The research field of Natural Language Processing (NLP) puts a lot of emphasis on empirical results. It seems that models are reaching state-of-the-art and even “super-human” performance on language understanding tasks on a daily basis, thanks to large datasets and powerful models with billions of parameters. However, the existing evaluation methodologies are lacking in rigor, leaving the field susceptible to erroneous claims. In this talk, I will describe efforts to build a solid framework for evaluation and experiment design for diverse NLP tasks.
To begin, I describe how NLP researchers currently conduct experiments and measure model performance, highlighting some important limitations. I will present our work, in which we propose statistical analyses for comparing models that allow researchers to make credible and statistically valid claims in many experimental settings in NLP, such as experimenting with deep neural network models or reporting model performance across multiple languages.
Then, I will discuss challenges related to evaluating text-generation tasks, such as machine translation or automatic summarization. Evaluation of text-generation models is not straightforward because different texts can convey the same meaning. Therefore, comparing a model’s output with a human-written reference may not reflect the true quality of the output. Researchers have designed metrics to automatically evaluate text-generation systems. However, none of them measures all of the aspects we wish to evaluate. Therefore, I will propose methods for estimating the quality of these evaluation metrics and introduce limitations for a certain type of evaluation technique known as reference-free. Finally, I will discuss future research directions and challenges in estimating the true performance of NLP models.
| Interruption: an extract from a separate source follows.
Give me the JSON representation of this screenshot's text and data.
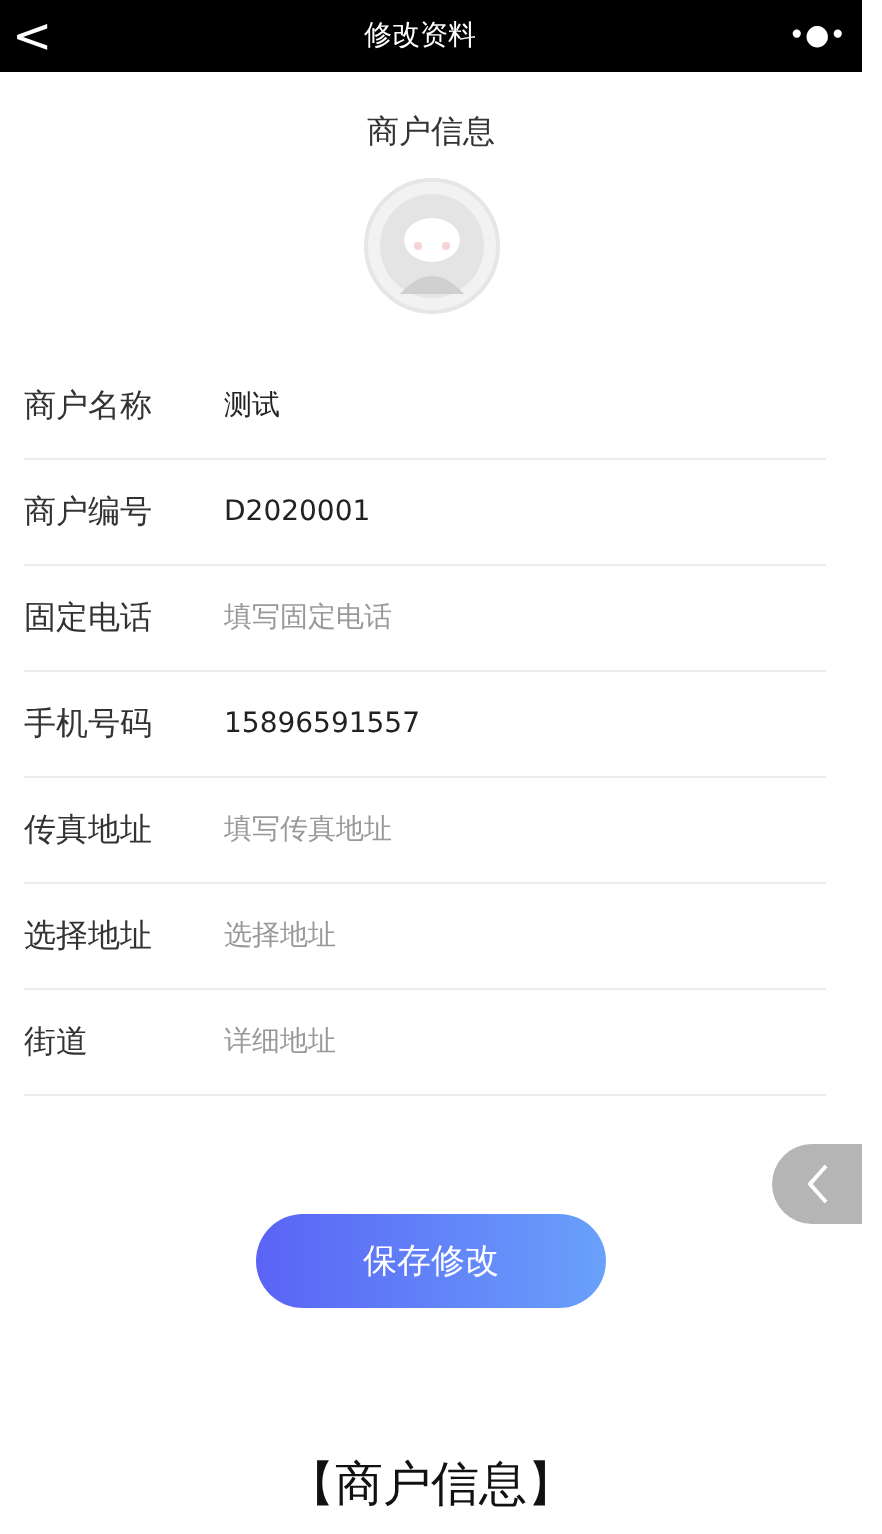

This talk is based on papers published in TACL (2017, 2021), ACL (2018, 2019), NAACL 2022, EMNLP 2022, and a book published by Morgan and Claypool Publishers in 2020.